Steve Skardon, whose blog scepiscopalians.com has followed all the developments of the schism in South Carolina and the property law suits, has a piece posted April 25 that provides more perspective on the latest South Carolina Supreme Court opinion which gave diocesan property and 14 contested parishes  now participating in the ANCA group, to the South Carolina Episcopalians. Skardon notes that several of the 14 parishes are shocked at the outcome, and also that the new bishops of both dioceses have met and are trying to build as less contentious relationship.  Update carried the blog's announcement of the decision last week .

Misconduct Issues Grow Ever Larger

Attempts by ACNA leadership to limit the damage that might be done to their denomination by a sexual misconduct investigation continue to make things worse.  The group formed to provide support for the victims has apparently been more interested in mitigation of damages, and was not informing the members of their own committee who were supposed to provide victim support of complaints as they came in.  As a result, four women resigned.  Now one of them has written an article with a time line of ACNA actions and details on how the women with expertise in victim support were kept in the dark, or had their communications to victims suppressed or edited, and how both the Archbishop of ACNA and the bishop he appointed to lead an inquiry, put church reputation above victim support.   The official statement from ACNA  continues to downplay the issues.

Pittsburgh ACNA Elects Bishop

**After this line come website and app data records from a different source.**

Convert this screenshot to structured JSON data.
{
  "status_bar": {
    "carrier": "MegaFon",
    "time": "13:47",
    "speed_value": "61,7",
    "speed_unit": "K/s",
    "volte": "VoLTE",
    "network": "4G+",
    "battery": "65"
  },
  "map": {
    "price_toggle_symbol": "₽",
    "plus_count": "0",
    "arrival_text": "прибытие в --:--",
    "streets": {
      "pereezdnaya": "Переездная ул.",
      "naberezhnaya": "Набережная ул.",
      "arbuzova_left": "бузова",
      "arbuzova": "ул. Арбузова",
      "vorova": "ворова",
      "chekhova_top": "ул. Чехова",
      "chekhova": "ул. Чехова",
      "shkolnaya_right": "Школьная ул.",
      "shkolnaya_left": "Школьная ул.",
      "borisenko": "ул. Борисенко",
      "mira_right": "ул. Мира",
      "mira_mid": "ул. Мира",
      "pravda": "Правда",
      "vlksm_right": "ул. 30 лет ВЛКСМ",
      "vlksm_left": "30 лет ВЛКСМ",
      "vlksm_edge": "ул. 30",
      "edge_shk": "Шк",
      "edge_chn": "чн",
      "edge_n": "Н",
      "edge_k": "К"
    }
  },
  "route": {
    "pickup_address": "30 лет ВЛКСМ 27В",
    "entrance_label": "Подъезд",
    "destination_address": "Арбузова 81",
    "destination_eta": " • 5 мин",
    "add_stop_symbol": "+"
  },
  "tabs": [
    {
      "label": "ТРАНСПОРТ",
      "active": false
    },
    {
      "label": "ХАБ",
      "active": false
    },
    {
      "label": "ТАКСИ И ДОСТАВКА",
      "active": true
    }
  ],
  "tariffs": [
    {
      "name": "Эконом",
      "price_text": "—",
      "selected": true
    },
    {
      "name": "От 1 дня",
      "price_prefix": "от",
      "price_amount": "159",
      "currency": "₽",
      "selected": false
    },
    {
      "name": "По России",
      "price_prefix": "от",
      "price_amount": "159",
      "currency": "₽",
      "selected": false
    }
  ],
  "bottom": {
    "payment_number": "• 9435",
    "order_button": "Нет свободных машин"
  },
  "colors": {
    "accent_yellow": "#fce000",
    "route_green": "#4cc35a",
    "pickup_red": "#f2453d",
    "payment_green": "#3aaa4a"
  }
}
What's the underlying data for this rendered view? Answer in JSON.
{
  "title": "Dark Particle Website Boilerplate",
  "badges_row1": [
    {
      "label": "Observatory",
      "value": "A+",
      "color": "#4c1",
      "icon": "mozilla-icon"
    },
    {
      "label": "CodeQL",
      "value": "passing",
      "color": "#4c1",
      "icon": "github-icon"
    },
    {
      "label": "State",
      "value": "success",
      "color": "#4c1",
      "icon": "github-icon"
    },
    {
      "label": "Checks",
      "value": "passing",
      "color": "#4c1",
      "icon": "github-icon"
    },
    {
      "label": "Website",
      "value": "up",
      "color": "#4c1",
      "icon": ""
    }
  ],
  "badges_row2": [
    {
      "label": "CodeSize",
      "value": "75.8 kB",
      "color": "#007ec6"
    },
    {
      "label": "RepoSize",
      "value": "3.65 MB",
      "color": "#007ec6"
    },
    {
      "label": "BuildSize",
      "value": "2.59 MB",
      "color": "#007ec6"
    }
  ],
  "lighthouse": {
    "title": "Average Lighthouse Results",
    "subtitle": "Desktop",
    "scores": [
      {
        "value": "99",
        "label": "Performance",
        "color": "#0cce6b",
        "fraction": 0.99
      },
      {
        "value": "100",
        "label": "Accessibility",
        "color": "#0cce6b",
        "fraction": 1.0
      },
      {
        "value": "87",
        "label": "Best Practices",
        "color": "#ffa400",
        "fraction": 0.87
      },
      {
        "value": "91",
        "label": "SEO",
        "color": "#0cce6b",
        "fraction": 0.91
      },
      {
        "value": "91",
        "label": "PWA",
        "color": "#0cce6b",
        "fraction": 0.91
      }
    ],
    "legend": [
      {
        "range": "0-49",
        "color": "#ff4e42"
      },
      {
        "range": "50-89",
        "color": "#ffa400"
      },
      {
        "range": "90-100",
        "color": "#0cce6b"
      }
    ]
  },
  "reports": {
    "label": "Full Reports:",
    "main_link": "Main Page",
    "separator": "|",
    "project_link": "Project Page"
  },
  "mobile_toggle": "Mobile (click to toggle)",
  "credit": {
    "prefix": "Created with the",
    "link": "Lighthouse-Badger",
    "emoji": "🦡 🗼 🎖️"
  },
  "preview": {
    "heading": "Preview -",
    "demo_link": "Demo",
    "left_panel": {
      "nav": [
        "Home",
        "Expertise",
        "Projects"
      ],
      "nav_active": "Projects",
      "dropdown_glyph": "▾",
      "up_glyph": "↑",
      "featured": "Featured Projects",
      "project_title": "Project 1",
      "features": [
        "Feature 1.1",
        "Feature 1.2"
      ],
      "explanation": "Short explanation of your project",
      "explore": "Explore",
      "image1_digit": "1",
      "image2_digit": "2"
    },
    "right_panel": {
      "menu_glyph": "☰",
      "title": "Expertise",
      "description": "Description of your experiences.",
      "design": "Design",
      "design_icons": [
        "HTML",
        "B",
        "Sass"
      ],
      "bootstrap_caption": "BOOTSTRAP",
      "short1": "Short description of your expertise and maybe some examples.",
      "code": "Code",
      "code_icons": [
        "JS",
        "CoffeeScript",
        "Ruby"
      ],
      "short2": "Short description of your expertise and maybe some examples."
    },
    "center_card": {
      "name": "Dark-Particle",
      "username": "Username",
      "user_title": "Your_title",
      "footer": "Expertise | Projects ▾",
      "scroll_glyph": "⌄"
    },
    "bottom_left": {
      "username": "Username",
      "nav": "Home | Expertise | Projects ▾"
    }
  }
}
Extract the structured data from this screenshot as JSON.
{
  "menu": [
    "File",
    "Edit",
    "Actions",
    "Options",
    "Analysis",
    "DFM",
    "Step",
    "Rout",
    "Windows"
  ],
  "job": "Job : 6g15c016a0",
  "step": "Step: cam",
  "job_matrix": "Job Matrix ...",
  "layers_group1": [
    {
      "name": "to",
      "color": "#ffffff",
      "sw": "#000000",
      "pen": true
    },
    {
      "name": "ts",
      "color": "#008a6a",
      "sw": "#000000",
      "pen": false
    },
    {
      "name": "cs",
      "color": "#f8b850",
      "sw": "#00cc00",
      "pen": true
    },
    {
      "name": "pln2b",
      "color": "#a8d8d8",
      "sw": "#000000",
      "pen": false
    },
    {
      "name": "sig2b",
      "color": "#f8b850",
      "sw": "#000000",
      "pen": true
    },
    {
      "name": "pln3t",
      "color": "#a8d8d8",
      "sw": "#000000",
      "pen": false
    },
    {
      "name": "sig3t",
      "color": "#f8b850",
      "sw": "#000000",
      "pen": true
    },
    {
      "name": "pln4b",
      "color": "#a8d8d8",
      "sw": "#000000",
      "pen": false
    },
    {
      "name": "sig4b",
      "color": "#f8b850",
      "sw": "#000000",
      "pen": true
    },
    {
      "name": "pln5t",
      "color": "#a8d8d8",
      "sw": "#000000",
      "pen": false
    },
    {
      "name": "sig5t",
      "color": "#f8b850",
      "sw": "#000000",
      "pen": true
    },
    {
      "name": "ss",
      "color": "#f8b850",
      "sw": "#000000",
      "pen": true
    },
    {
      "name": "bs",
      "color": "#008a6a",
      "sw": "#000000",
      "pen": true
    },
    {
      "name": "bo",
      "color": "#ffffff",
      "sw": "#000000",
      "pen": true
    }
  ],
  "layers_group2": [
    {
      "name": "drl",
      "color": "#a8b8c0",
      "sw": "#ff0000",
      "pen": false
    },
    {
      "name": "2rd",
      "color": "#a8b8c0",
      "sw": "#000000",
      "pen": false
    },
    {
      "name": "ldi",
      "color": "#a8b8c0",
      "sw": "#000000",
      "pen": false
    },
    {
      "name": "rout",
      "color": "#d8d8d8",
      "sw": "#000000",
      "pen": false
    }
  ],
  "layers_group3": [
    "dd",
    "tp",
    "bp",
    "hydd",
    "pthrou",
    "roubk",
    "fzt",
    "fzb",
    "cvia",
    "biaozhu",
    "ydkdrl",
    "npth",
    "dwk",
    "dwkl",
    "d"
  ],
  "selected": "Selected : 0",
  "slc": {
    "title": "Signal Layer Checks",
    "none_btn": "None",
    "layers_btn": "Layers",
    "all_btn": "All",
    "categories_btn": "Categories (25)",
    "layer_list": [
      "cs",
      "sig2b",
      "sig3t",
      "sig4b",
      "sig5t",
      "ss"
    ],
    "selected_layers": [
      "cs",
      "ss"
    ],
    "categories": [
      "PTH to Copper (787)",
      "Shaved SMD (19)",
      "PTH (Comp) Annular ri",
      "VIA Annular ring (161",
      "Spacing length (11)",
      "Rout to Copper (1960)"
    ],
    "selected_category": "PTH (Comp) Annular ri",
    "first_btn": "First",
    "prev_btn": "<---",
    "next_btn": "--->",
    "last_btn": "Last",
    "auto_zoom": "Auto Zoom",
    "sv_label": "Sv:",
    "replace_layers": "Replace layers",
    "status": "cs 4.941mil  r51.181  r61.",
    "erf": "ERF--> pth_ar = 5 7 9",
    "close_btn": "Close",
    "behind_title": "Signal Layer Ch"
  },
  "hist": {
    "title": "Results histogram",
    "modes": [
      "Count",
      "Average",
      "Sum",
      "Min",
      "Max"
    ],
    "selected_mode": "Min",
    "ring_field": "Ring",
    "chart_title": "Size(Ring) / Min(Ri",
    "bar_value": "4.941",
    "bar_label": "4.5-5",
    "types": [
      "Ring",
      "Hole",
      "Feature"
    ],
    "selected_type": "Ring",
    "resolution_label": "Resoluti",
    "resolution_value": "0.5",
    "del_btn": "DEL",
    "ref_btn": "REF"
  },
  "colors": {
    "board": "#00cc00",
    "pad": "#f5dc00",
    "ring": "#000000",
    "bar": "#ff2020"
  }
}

The ACNA Diocese of Pittsburgh elected the one outsider among its three candidates for bishop.   The Rev. Alex Cameron supports ordination of women, which will make the women clergy in that diocese breathe a sigh of relief.  That election will have to be approved by the ACNA House of Bishops before it final. Cameron has led a Canadian Foundation, the Isaiah Forty Foundation since 1936.   It provides leadership and spiritual programs in Canada, and most recently in parts of the U.S.  Cameron is currently residing in Chicago where he is working with a parish;  the Foundation he heads is based in Montreal. The previous Pittsburgh bishop had resigned in 2020 due to his handling of someone connected to a misconduct case that has become a major scandal in ACNA (see previous story). 

Conservatives Begin Implementing Methodist Exit Strategy

When U.S. conservatives and international members joined forces at the last Methodist synod to put stronger provisions into governing documents against LGBTQ members, they touched off forces that have led to the division of the Church.  Initially, liberals talked of leaving, but then a groups worked out a proposal for conservative congregations to form a separate body and leave with their property. Full implementation has been caught up in delays of the next synod due to the covid pandemic.  Now conservatives have announced formation of the Global Methodist Church.  Congregations have to vote to leave the United Methodist Church for the new one, and this will take time.  This development, however, should help clear the way for a full communion agreement between The Episcopal Church and the United Methodists to be accepted at the next major meetings of both denominations. Discussion and approval of the full communion agreement was removed from the  General Convention delayed from 2021 to 2022, and has been referred to 2024 because of Methodist meeting delays.